One of the more intriguing mass transit projects that has been talked about for years -- they usually require decades of talk before actually getting built -- is the downtown connector, also known as the regional connector. It's a line that would connect present and future light-rail lines, the idea being to eliminate time-munching transfers.
For example, the connector would allow a train to run straight through from Long Beach to Pasadena, a trip that now requires a rider to go from the Blue Line to the subway to the Gold Line. Just as important, the connector would allow riders on any of the light-rail lines to get closer to their downtown destinations instead of having to transfer to another line.
That's key because the Gold Line goes nowhere near the core of downtown, and the Blue Line and future Expo Line terminate at 7th and Flower streets, missing the northern and eastern swaths of downtown.
When people complain that mass transit in L.A. kind of gets them near where they're going, this is what they're talking about.
The Metropolitan Transportation Authority is holding a pair of public meetings on the project this week to discuss two possible routes: one at street level and another that would go underground.
At the moment, Metro doesn't have any money to build the connector, but it is trying to get a lot of the studies completed in case the money arrives one day.
Measure R, the half-cent sales tax increase proposal in Los Angeles County, would provide $160 million for the connector. The Measure R expenditure plan also lists the connector as costing $1.3 billion and says it would be completed between 2023 and 2025. Gulp.
As blogdowntown.com has reported, the subway alternative would cost more than the street-level alternative (that's a map of possible routes from Metro).
Presumably the street-level line could be built more quickly than a subway, but street level also takes space on the street away from cars, a politically touchy notion here in the City of Angels Who Drive Everywhere, Including the Corner Market They Could Easily Reach on Foot.
Again, this is an early study that is only looking at alternatives. But the real action is often in these early studies. Once a route is chosen, Metro tends to stick with it, even if years later people begin asking, "Hey, why'd they choose that route?"
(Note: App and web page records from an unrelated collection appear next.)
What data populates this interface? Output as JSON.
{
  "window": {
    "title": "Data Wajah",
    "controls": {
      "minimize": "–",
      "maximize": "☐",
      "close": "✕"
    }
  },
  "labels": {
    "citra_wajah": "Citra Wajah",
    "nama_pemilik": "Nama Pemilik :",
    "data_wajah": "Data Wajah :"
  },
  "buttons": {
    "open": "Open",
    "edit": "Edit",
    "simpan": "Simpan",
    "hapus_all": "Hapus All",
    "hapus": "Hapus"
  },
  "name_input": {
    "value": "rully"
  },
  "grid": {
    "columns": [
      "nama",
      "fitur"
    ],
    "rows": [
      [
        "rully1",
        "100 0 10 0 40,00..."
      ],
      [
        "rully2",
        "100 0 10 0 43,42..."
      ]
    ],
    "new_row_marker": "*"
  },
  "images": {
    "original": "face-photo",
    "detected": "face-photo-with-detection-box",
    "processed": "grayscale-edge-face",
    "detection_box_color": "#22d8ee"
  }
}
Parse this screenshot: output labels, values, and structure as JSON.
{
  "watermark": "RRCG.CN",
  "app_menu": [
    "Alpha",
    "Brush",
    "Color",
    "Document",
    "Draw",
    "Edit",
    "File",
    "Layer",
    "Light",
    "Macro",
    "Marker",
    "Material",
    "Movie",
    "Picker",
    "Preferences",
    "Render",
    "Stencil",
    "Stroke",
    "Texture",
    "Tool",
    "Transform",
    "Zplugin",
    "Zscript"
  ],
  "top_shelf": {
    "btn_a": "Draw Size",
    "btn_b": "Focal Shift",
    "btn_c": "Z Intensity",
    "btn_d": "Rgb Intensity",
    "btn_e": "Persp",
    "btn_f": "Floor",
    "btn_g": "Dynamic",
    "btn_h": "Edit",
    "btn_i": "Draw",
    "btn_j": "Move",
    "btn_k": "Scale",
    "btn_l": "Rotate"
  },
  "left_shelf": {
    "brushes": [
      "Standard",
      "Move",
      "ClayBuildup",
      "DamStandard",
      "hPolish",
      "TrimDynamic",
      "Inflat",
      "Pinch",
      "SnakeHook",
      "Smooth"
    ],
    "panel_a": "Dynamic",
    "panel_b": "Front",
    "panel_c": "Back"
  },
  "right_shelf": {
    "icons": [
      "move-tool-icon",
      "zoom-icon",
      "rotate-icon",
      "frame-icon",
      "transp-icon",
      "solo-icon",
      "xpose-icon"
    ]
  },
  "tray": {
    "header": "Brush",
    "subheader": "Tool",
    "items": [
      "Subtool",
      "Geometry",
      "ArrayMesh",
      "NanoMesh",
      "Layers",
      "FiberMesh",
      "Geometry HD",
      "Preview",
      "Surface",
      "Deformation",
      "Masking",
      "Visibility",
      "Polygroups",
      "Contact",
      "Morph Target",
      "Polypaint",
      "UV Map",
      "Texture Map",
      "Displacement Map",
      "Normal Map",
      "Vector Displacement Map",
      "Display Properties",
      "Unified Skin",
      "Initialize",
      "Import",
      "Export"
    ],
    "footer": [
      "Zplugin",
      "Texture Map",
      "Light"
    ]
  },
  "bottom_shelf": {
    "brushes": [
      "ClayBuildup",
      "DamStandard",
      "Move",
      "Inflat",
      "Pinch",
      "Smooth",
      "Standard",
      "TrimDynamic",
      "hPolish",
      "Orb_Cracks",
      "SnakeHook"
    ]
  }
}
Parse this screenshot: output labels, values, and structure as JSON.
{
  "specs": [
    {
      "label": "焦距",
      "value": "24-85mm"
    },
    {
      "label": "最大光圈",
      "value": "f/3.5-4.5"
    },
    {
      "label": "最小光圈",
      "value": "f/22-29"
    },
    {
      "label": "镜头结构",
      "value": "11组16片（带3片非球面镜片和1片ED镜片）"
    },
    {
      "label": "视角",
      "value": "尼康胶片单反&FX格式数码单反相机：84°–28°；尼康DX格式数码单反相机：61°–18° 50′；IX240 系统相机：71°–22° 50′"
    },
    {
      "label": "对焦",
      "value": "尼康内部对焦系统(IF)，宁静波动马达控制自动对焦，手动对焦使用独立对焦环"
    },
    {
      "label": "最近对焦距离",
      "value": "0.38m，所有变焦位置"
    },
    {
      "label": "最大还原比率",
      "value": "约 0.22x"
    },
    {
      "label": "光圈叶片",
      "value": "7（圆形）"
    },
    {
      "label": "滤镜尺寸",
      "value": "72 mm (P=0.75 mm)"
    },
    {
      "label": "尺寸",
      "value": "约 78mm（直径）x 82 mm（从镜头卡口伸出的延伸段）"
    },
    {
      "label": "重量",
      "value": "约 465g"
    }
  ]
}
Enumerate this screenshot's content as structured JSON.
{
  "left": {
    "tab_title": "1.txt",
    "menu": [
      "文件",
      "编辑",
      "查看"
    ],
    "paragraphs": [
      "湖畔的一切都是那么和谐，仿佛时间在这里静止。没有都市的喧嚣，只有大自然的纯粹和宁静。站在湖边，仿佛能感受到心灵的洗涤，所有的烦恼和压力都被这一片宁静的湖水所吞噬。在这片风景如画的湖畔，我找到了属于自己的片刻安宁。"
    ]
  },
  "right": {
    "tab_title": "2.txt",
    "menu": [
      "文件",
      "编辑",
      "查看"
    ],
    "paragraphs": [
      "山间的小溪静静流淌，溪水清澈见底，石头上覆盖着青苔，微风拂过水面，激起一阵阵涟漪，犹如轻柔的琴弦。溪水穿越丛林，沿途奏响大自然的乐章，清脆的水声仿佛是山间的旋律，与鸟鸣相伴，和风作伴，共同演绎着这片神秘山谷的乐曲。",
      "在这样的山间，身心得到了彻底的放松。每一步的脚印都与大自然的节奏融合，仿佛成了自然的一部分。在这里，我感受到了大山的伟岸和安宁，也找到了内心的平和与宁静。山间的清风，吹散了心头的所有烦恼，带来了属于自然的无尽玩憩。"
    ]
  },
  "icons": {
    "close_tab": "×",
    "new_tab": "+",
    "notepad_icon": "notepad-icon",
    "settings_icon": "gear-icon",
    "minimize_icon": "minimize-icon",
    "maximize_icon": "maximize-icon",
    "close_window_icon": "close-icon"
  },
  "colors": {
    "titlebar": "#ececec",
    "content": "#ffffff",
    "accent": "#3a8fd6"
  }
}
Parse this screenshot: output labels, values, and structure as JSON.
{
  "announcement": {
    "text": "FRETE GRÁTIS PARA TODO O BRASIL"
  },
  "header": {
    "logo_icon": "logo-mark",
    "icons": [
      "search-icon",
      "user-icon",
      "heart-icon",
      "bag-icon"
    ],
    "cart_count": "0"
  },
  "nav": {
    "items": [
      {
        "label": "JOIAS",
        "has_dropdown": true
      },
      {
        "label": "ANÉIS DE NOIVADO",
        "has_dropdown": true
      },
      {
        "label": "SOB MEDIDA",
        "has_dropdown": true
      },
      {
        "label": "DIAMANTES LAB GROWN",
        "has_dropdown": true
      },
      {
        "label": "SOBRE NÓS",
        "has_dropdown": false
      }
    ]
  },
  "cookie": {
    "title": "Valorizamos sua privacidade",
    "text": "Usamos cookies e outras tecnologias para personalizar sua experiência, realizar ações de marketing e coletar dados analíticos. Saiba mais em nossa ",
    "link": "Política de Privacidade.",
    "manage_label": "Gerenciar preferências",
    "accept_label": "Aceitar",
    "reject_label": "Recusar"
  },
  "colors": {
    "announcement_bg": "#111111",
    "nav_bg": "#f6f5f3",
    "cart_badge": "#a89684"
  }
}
The agency hopes to pick a route and then ask its board of directors later this year or in early 2009 to begin the environmental and engineering studies to prepare the line for construction.
As for the meetings: noon to 1:30 p.m. today at the Los Angeles Central Library, 630 W. 5th St.; and 6:30 to 8 p.m. Tuesday at the Japanese American National Museum, 369 E. 1st St.
Metro just released its statistics for September ridership. It appears that the number of people on all rail lines and bus lines has remained high, even as gas prices have fallen by as much as a $1 a gallon from their summertime peaks. But only the Orange Line set a new ridership record last month.
Specific line-by-line ridership figures (by average weekday boardings):
* Metro Orange Line
September 2007: 25,618
September 2008: 27,987
* Metro Red/Purple Line
September 2007: 136,355
September 2008: 149,699
* Metro Green Line
September 2007: 40,576
September 2008: 45,346
* Metro Gold Line
September 2007: 19,579
September 2008: 25,511
* Metro Blue Line
September 2007: 77,834
September 2008: 84,917
* Directly operated
September 2007: 1,179,359
September 2008: 1,253,620
Some bizarre and overlooked news out of Mammoth Lakes last week: A 200-foot-long tunnel that takes Lake Mary Road underneath a Mammoth Mountain ski run collapsed Friday afternoon.
No one was injured. The road also is the primary connection to several high-country lakes, campgrounds, trailheads and the Tamarack Lodge resort. A detour to the lakes basin is available using the narrower and steeper Old Mammoth Road that is extremely difficult for large RVs to navigate. Mammoth Lakes officials say the cause of the collapse has not been determined, but the incident doesn't appear to be a random event.
A bike path has been under construction along Lake Mary Road, and a second tunnel was being dug about 20 feet on the downhill side of the original tunnel at the time.
Mammoth Lakes spokesman Stuart Brown said that as part of that project, the contractor had stripped the dirt away from the original tunnel to check on its integrity -- it was built in 1974. Most of the dirt had been packed back onto the tunnel when it gave way -- with a small bulldozer on top. The driver was unharmed.
Hymon covers transportation and commuting. Check out more on the Bottleneck Blog at latimes.com/bottleneck.